Scorpions have long been feared for their venomous stingers; however, scorpion breeders have discovered a unique use for their potent toxins. Researchers and scientists have begun to harness the medicinal properties of scorpion venom, with promising breakthroughs in treating various diseases, including cancer and neurological disorders. These farms have become veritable treasure troves of life-saving compounds, forever altering the landscape of modern medicine. Because of its medical value, scorpion venom does not sell cheap, as one gramme of venom can sell for as much as US$115,000 and medical catalogues seldom sell more than one gramme at a time.
According to a biotech researcher from the National Autonomous University of Mexico, Dr. Lourival Possani, “Not all the venom components of scorpions are dangerous to humans, and there are actually many components with useful potential applications in medicine”. He added that the scorpion venom has a huge range of potential uses, including “as an antimalarial agent, anti-epileptic, insecticide, anti-cancer cell, antibiotic and others”.
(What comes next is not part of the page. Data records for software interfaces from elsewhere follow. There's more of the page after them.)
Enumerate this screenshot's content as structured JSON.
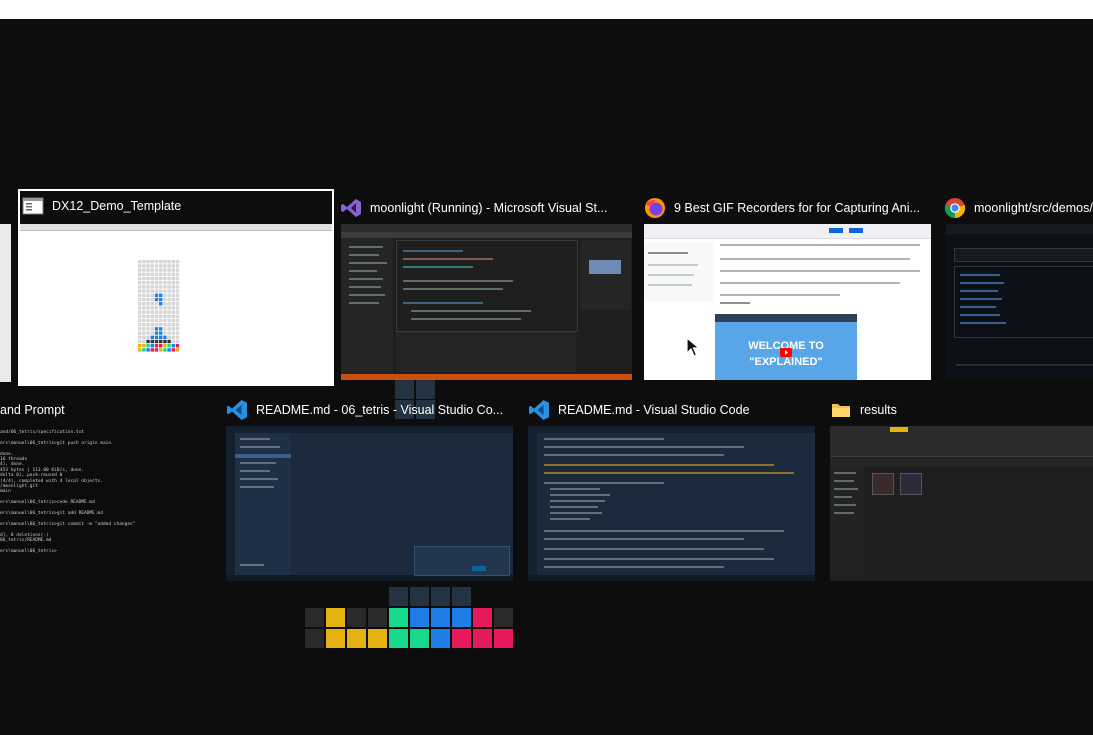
{
  "task_switcher": {
    "windows": [
      {
        "title": "DX12_Demo_Template",
        "icon": "window-app-icon",
        "selected": true
      },
      {
        "title": "moonlight (Running) - Microsoft Visual St...",
        "icon": "visual-studio-icon"
      },
      {
        "title": "9 Best GIF Recorders for for Capturing Ani...",
        "icon": "firefox-icon"
      },
      {
        "title": "moonlight/src/demos/",
        "icon": "chrome-icon"
      },
      {
        "title": "and Prompt",
        "icon": "terminal-icon"
      },
      {
        "title": "README.md - 06_tetris - Visual Studio Co...",
        "icon": "vscode-icon"
      },
      {
        "title": "README.md - Visual Studio Code",
        "icon": "vscode-icon"
      },
      {
        "title": "results",
        "icon": "folder-icon"
      }
    ],
    "browser_thumb_text": {
      "video_line1": "WELCOME TO",
      "video_line2": "\"EXPLAINED\""
    },
    "terminal_thumb_lines": [
      "and/06_tetris/specification.txt",
      "",
      "ers\\manuel\\06_tetris>git push origin main",
      "",
      "done.",
      "16 threads",
      "4), done.",
      "453 bytes | 113.00 KiB/s, done.",
      "delta 0), pack-reused 0",
      "(4/4), completed with 4 local objects.",
      "/moonlight.git",
      "main",
      "",
      "ers\\manuel\\06_tetris>code README.md",
      "",
      "ers\\manuel\\06_tetris>git add README.md",
      "",
      "ers\\manuel\\06_tetris>git commit -m \"added changes\"",
      "",
      "d], 0 deletions(-)",
      "06_tetris/README.md",
      "",
      "ers\\manuel\\06_tetris>"
    ]
  },
  "colors": {
    "background": "#0d0d0d",
    "selection": "#ffffff",
    "tetris_yellow": "#e6b212",
    "tetris_green": "#16d98c",
    "tetris_blue": "#1f7de6",
    "tetris_red": "#e6195a",
    "tetris_dark": "#2a2a2a",
    "tetris_slate": "#233342"
  }
}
In an article published by Reuters, a scorpion farmer, Merin Orenler revealed that his lab in Turkey’s southeastern province, which breeds more than 20,000 scorpions, produce valuable venom, which they freeze and later turn to powder for export to Europe, most especially. According to Orenler, a litre of venom is worth US$10 million. He also revealed that a scorpion has the capacity to produce 2 milligrammes of venom in a single section.
The art of farming scorpions
Scorpions are reportedly sought locally especially during summer season by farmers and bred in controlled environments such as in transparent plastic boxes. In Vietnam for instance, scorpions are reared locally by keeping them under coconut shells in a monitored space. Contrary to common misconceptions, scorpion farming is a delicate art. These enigmatic creatures thrive in controlled environments that mimic their natural habitats. Farmers have become adept at creating optimal conditions, including temperature, humidity, and substrate, to ensure the well-being of their scorpion colonies.
According to an Afghan scorpion farmer, Pir Mohammed, who was once interviewed in an article published by thenationalnews, saying only mature scorpions produce one or two drops of milky white fluid that must be carefully-collected in airtight vials, after a small electrical pulse is administered to the scorpion’s stinger, which causes the venom to be expelled. “Each scorpion takes about six months to produce just one or two drops of venom, which we can then extract, but they don’t start producing this venom until they are almost fully grown. It’s a slow process, and right now, many of our scorpions are still too young to be producing these amounts of venom”, he added.
Scorpion farms play an unexpected role in conservation efforts. By breeding scorpions in captivity, they reduce the pressure on wild populations and protect these ecologically-vital creatures from habitat destruction. Many farms are also involved in educational outreach, promoting awareness about the importance of preserving these unique arachnids. Interestingly, scorpions have made their way onto dining tables around the world. Culinary enthusiasts are exploring scorpion-based dishes, from crunchy snacks to gourmet delicacies. Scorpions are rich in protein and low in fat, as they have a slight beefy-fishy taste with their stings cut off. The skewers of fried scorpion are said to contain protein and are good for the health as it is sold as a regular snack along the street in countries like China, Bangladesh, and Vietnam. In the world of scorpion farming, nature’s enigmatic creatures are not merely survivors; they are thriving, contributing, and reshaping the way we think about agriculture. These farms are a testament to human ingenuity, dedication, and a profound respect for the delicate balance of our ecosystem.